During Governor-elect Sandoval’s transition, Hill served as chairman of the Economic Development Policy Committee and advised Sandoval, Assembly Speaker John Oceguera and Senate Majority Leader Steven Horsford on economic development issues in preparation for the 2011 legislative session. Hill is also a current member of the Commission on Economic Development.

In his position as interim executive director, Hill will be responsible for developing a State Plan for Economic Development and criteria for the designation of regional development authorities.
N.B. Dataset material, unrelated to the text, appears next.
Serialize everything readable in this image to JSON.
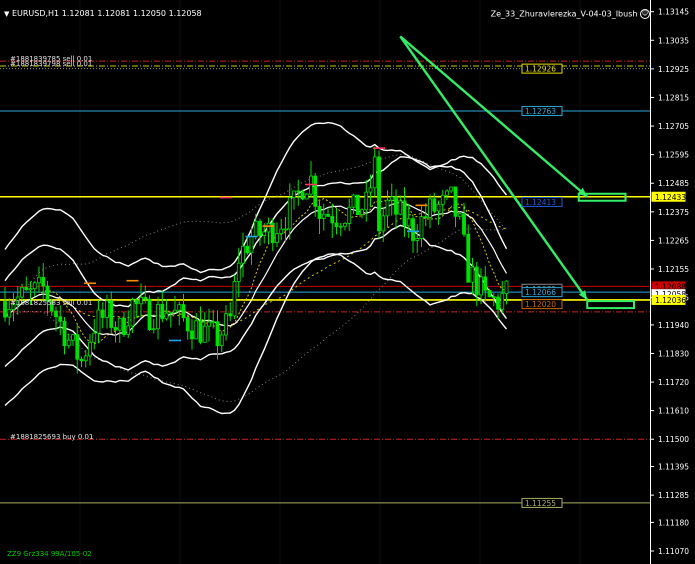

Hill will also work to establish procedures for entering into contracts with regional development authorities to provide services to aid, promote, and encourage the economic development of this state.

“As a businessman, a former chairman of the Las Vegas Chamber of Commerce and chairman of Service 1st Bank of Nevada, Steve has the knowledge and experience to  bring new business to Nevada while guiding the Economic Development Office,” Sandoval said. “I am pleased that Steve has agreed to lead the office as interim director and I look forward to working with him to revitalize Nevada’s economy.”

Janison will join the Office of Economic Development as a regional director starting Oct. 3.  Currently Sandoval’s director of community relations and a former Clark County School Board president, Janison will work with Hill and have responsibilities for outreach, business relationships and coordination with education and workforce development.

“Terri has done outstanding work in Southern Nevada bringing coalitions together and building our Southern Nevada office,” Sandoval said. “I thank her for her service to her fellow Nevadans and I wish her all the best as she begins her new job helping to diversify our economy.”

Sonia Joya, most recently the state director for former U.S. Senator John Ensign, begins her new position Oct. 3. A graduate of the University of Nevada, Las Vegas, Joya was Southern Nevada director for then-Gov. Kenny Guinn in 1999. Joya has served in director capacities for elected officials in Nevada for over 15 years.

“I am thrilled that Sonia has agreed to return to state service,” Sandoval said. “Sonia’s experience in the day-to-day operations of the governor’s office as well as Nevada’s congressional offices gives her a unique perspective and skill set as she begins this job.”